PDA

View Full Version : Explaining future tense to students.



Jiggit
June 12th, 2014, 09:44
I've explained the basics of future tense (will/be + going to) to my kids and they got it pretty well. What's causing them trouble is the following patterns in the textbook:

"Please call me when you arrive at the hotel" - why isn't it "when you will arrive at the hotel"?

"If it rains tomorrow we will stay home" - why isn't it "If it will rain tomorrow"? And why isn't it "we stay home"?

Basically it seems to them like will is used completely arbitrarily despite both examples being apparently in the future. There's a "rule" in the textbook that the JTEs are using to explain it but they don't really get it and thus neither do the kids.

The closest I can get is that it depends on the main verb of the sentence. In the example above the main action (please call me) takes place at the same time as the when~ qualifier. Call me when you arrive, not now. Whereas in another example - "Do you know when chris will come back?" - the main action (do you know) is taking place at a different time from the when~ qualifier. Do you know now about something in the future?

That still leaves me stuck on explaining "if" though. Any ideas?

Gizmotech
June 12th, 2014, 11:02
Simple, tense does not have to agree in English. At all.

Tense is a local phenomenon, in all your examples you are describing an event which is not relative to where you are right now. It does not need to be placed in time. Your Chris explanation is accurate because it is relative to where you are now.

For instance.
Do you know when the concert starts.
Do you know when the concert will start.

The first is a general statement, the second is clearly coordinated to the current time.

As for if, you explanation covers it perfectly btw. With if you have to remember that if s+v, is the subordinate to the second s+v structure.

webstaa
June 13th, 2014, 08:31
Linguistically, English doesn't have a morphological future tense - it's a mood. (In that the verbs don't conjugate into a tense, but use a secondary verb/adverb/noun to indicate future meaning.) Which is generally where native speaker English education falls off the rails.

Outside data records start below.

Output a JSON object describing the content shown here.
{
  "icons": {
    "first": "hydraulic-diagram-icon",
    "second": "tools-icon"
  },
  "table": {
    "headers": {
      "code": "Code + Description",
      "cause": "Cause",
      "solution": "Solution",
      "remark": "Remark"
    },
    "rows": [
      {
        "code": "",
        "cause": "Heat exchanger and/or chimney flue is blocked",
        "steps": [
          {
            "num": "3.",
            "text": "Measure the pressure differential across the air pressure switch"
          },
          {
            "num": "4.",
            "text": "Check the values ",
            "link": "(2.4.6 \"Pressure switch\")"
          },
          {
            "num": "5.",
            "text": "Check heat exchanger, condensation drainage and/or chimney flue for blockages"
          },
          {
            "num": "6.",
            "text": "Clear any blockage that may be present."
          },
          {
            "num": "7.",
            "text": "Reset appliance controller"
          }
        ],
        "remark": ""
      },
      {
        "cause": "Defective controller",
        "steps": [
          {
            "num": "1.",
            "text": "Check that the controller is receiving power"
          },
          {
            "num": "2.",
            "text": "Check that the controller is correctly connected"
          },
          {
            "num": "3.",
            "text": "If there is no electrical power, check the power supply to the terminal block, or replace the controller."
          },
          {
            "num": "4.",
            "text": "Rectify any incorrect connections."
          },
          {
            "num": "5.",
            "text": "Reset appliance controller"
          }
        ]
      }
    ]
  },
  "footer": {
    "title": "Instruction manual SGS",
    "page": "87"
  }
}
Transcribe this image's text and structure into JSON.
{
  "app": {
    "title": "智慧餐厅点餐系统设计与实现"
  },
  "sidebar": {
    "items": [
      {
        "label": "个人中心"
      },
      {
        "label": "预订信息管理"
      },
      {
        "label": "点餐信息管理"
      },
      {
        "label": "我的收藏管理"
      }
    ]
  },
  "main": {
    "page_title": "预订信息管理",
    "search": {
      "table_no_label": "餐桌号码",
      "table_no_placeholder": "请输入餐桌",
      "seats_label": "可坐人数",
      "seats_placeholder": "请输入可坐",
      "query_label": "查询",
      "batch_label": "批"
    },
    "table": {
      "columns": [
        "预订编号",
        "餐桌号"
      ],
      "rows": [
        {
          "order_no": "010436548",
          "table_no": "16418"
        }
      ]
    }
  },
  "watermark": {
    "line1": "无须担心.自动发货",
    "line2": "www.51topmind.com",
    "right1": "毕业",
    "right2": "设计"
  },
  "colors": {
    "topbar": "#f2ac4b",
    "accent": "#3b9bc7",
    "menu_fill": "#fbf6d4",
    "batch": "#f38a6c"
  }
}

As far as the If-then goes, as long as there is a aux. verb (will or shall), adverb (ie soon, later), noun (ie tomorrow, next week) then it is future mood. Also, there is a logical progression that can imply future, as in: "When you get home, please call me." In that case, I'd say the 'call' is future mood due to logical progression. (But I'm not 100% sure that the mood works that way.) So "If it rains tomorrow" and "If it will rain tomorrow" are both future mood due to the inclusion of tomorrow.

Gizmotech
June 13th, 2014, 09:57
Webstaa, your if explanation is wrong. The IF [s+v B], [S+V A] formula is very simple. The Beta phrase is subordinate to the tense control of the primary sentence. For instance:

If it rains, I'm going home. (present mood B, future mood A)
If it will rain, I'm going home. (future mood B, future mood A)
If it rained, I'm going home. (past tense B, future mood A)

The subordinate does not need to coordinate to the primary sentence in any way. That is why I say tense is a local phenomenon. Logical progression actually has far less control in English than ESL textbooks would lead people to believe :P

Also, please call me is implicitly future mood not because the verb is call, but because the sentence structure is imperative (meaning it must be done at a time AFTER the utterance)

Jiggit
June 13th, 2014, 10:30
Webstaa, your if explanation is wrong. The IF [s+v B], [S+V A] formula is very simple. The Beta phrase is subordinate to the tense control of the primary sentence. For instance:

If it rains, I'm going home. (present mood B, future mood A)
If it will rain, I'm going home. (future mood B, future mood A)
If it rained, I'm going home. (past tense B, future mood A)

The subordinate does not need to coordinate to the primary sentence in any way. That is why I say tense is a local phenomenon. Logical progression actually has far less control in English than ESL textbooks would lead people to believe :P

Also, please call me is implicitly future mood not because the verb is call, but because the sentence structure is imperative (meaning it must be done at a time AFTER the utterance)

I didn't follow any of that.